= Work item =
What follows is a set of records. Retype them exactly, leaving out the pictures.

Data about app and page elements:
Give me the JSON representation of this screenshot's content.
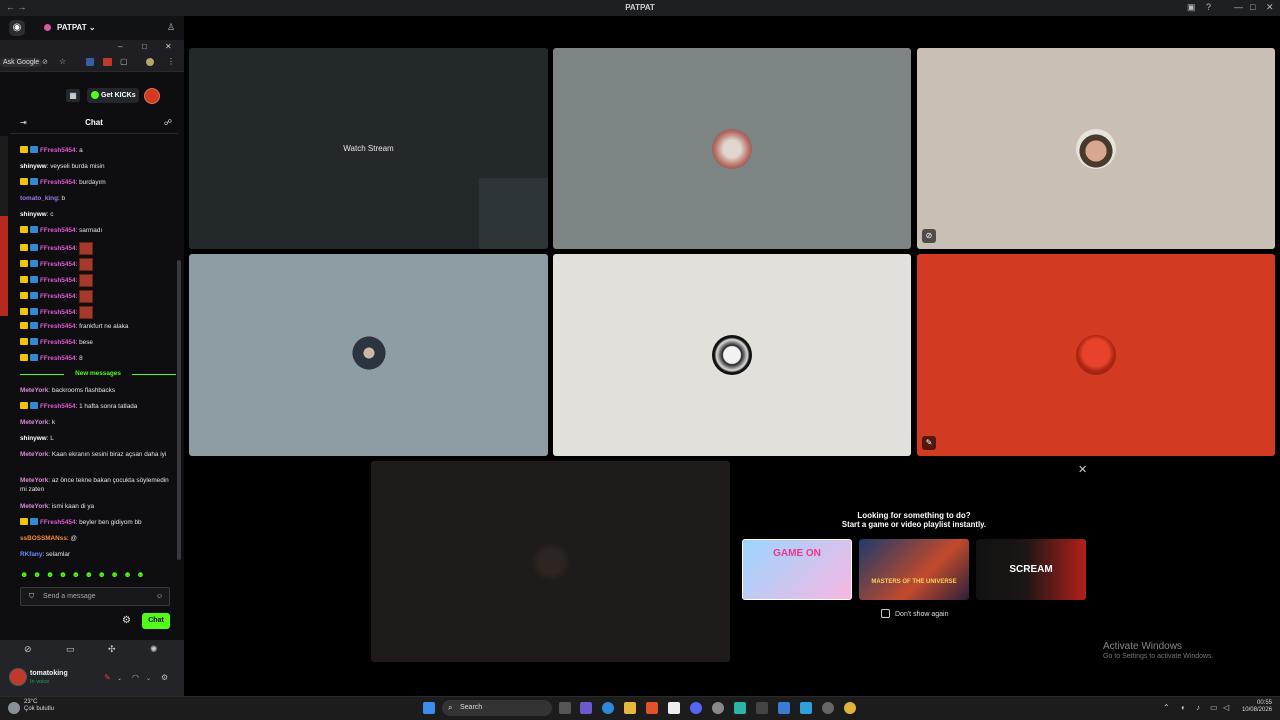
{
  "window": {
    "title": "PATPAT",
    "controls": [
      "—",
      "□",
      "✕"
    ]
  },
  "server": {
    "name": "PATPAT ⌄"
  },
  "popout": {
    "url_snippet": "Ask Google",
    "get_kicks_label": "Get KICKs"
  },
  "chat": {
    "header": "Chat",
    "new_messages_label": "New messages",
    "input_placeholder": "Send a message",
    "send_label": "Chat",
    "messages": [
      {
        "user": "FFresh5454",
        "text": ": a",
        "badges": true,
        "color": "pink"
      },
      {
        "user": "shinyww",
        "text": ": veyseli burda misin",
        "badges": false,
        "color": "white"
      },
      {
        "user": "FFresh5454",
        "text": ": burdayım",
        "badges": true,
        "color": "pink"
      },
      {
        "user": "tomato_king",
        "text": ": b",
        "badges": false,
        "color": "purple"
      },
      {
        "user": "shinyww",
        "text": ": c",
        "badges": false,
        "color": "white"
      },
      {
        "user": "FFresh5454",
        "text": ": sarmadı",
        "badges": true,
        "color": "pink"
      },
      {
        "user": "FFresh5454",
        "text": ":",
        "badges": true,
        "color": "pink",
        "emote": true
      },
      {
        "user": "FFresh5454",
        "text": ":",
        "badges": true,
        "color": "pink",
        "emote": true
      },
      {
        "user": "FFresh5454",
        "text": ":",
        "badges": true,
        "color": "pink",
        "emote": true
      },
      {
        "user": "FFresh5454",
        "text": ":",
        "badges": true,
        "color": "pink",
        "emote": true
      },
      {
        "user": "FFresh5454",
        "text": ":",
        "badges": true,
        "color": "pink",
        "emote": true
      },
      {
        "user": "FFresh5454",
        "text": ": frankfurt ne alaka",
        "badges": true,
        "color": "pink"
      },
      {
        "user": "FFresh5454",
        "text": ": bese",
        "badges": true,
        "color": "pink"
      },
      {
        "user": "FFresh5454",
        "text": ": 8",
        "badges": true,
        "color": "pink"
      }
    ],
    "after_messages": [
      {
        "user": "MeteYork",
        "text": ": backrooms flashbacks",
        "badges": false,
        "color": "mete"
      },
      {
        "user": "FFresh5454",
        "text": ": 1 hafta sonra tatlada",
        "badges": true,
        "color": "pink"
      },
      {
        "user": "MeteYork",
        "text": ": k",
        "badges": false,
        "color": "mete"
      },
      {
        "user": "shinyww",
        "text": ": L",
        "badges": false,
        "color": "white"
      },
      {
        "user": "MeteYork",
        "text": ": Kaan ekranın sesini biraz açsan daha iyi",
        "badges": false,
        "color": "mete",
        "wrap": true
      },
      {
        "user": "MeteYork",
        "text": ": az önce tekne bakan çocukta söylemedin mi zaten",
        "badges": false,
        "color": "mete",
        "wrap": true
      },
      {
        "user": "MeteYork",
        "text": ": ismi kaan di ya",
        "badges": false,
        "color": "mete"
      },
      {
        "user": "FFresh5454",
        "text": ": beyler ben gidiyom bb",
        "badges": true,
        "color": "pink"
      },
      {
        "user": "ssBOSSMANss",
        "text": ": @",
        "badges": false,
        "color": "orange"
      },
      {
        "user": "RKfany",
        "text": ": selamlar",
        "badges": false,
        "color": "blue"
      }
    ]
  },
  "user_panel": {
    "name": "tomatoking",
    "status": "In voice"
  },
  "stream_tile": {
    "watch_label": "Watch Stream"
  },
  "activity": {
    "title": "Looking for something to do?",
    "subtitle": "Start a game or video playlist instantly.",
    "games": [
      "GAME ON",
      "MASTERS OF THE UNIVERSE",
      "SCREAM"
    ],
    "dont_show_label": "Don't show again"
  },
  "activate_windows": {
    "line1": "Activate Windows",
    "line2": "Go to Settings to activate Windows."
  },
  "taskbar": {
    "weather_temp": "23°C",
    "weather_desc": "Çok bulutlu",
    "search_label": "Search",
    "time": "00:55",
    "date": "10/08/2026"
  },
  "colors": {
    "kick_green": "#53fc18",
    "discord_dark": "#1e1f22",
    "tomato_red": "#d33a22"
  }
}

= Task solution =
Give me the JSON representation of this screenshot's content.
{
  "window": {
    "title": "PATPAT",
    "controls": [
      "—",
      "□",
      "✕"
    ]
  },
  "server": {
    "name": "PATPAT ⌄"
  },
  "popout": {
    "url_snippet": "Ask Google",
    "get_kicks_label": "Get KICKs"
  },
  "chat": {
    "header": "Chat",
    "new_messages_label": "New messages",
    "input_placeholder": "Send a message",
    "send_label": "Chat",
    "messages": [
      {
        "user": "FFresh5454",
        "text": ": a",
        "badges": true,
        "color": "pink"
      },
      {
        "user": "shinyww",
        "text": ": veyseli burda misin",
        "badges": false,
        "color": "white"
      },
      {
        "user": "FFresh5454",
        "text": ": burdayım",
        "badges": true,
        "color": "pink"
      },
      {
        "user": "tomato_king",
        "text": ": b",
        "badges": false,
        "color": "purple"
      },
      {
        "user": "shinyww",
        "text": ": c",
        "badges": false,
        "color": "white"
      },
      {
        "user": "FFresh5454",
        "text": ": sarmadı",
        "badges": true,
        "color": "pink"
      },
      {
        "user": "FFresh5454",
        "text": ":",
        "badges": true,
        "color": "pink",
        "emote": true
      },
      {
        "user": "FFresh5454",
        "text": ":",
        "badges": true,
        "color": "pink",
        "emote": true
      },
      {
        "user": "FFresh5454",
        "text": ":",
        "badges": true,
        "color": "pink",
        "emote": true
      },
      {
        "user": "FFresh5454",
        "text": ":",
        "badges": true,
        "color": "pink",
        "emote": true
      },
      {
        "user": "FFresh5454",
        "text": ":",
        "badges": true,
        "color": "pink",
        "emote": true
      },
      {
        "user": "FFresh5454",
        "text": ": frankfurt ne alaka",
        "badges": true,
        "color": "pink"
      },
      {
        "user": "FFresh5454",
        "text": ": bese",
        "badges": true,
        "color": "pink"
      },
      {
        "user": "FFresh5454",
        "text": ": 8",
        "badges": true,
        "color": "pink"
      }
    ],
    "after_messages": [
      {
        "user": "MeteYork",
        "text": ": backrooms flashbacks",
        "badges": false,
        "color": "mete"
      },
      {
        "user": "FFresh5454",
        "text": ": 1 hafta sonra tatlada",
        "badges": true,
        "color": "pink"
      },
      {
        "user": "MeteYork",
        "text": ": k",
        "badges": false,
        "color": "mete"
      },
      {
        "user": "shinyww",
        "text": ": L",
        "badges": false,
        "color": "white"
      },
      {
        "user": "MeteYork",
        "text": ": Kaan ekranın sesini biraz açsan daha iyi",
        "badges": false,
        "color": "mete",
        "wrap": true
      },
      {
        "user": "MeteYork",
        "text": ": az önce tekne bakan çocukta söylemedin mi zaten",
        "badges": false,
        "color": "mete",
        "wrap": true
      },
      {
        "user": "MeteYork",
        "text": ": ismi kaan di ya",
        "badges": false,
        "color": "mete"
      },
      {
        "user": "FFresh5454",
        "text": ": beyler ben gidiyom bb",
        "badges": true,
        "color": "pink"
      },
      {
        "user": "ssBOSSMANss",
        "text": ": @",
        "badges": false,
        "color": "orange"
      },
      {
        "user": "RKfany",
        "text": ": selamlar",
        "badges": false,
        "color": "blue"
      }
    ]
  },
  "user_panel": {
    "name": "tomatoking",
    "status": "In voice"
  },
  "stream_tile": {
    "watch_label": "Watch Stream"
  },
  "activity": {
    "title": "Looking for something to do?",
    "subtitle": "Start a game or video playlist instantly.",
    "games": [
      "GAME ON",
      "MASTERS OF THE UNIVERSE",
      "SCREAM"
    ],
    "dont_show_label": "Don't show again"
  },
  "activate_windows": {
    "line1": "Activate Windows",
    "line2": "Go to Settings to activate Windows."
  },
  "taskbar": {
    "weather_temp": "23°C",
    "weather_desc": "Çok bulutlu",
    "search_label": "Search",
    "time": "00:55",
    "date": "10/08/2026"
  },
  "colors": {
    "kick_green": "#53fc18",
    "discord_dark": "#1e1f22",
    "tomato_red": "#d33a22"
  }
}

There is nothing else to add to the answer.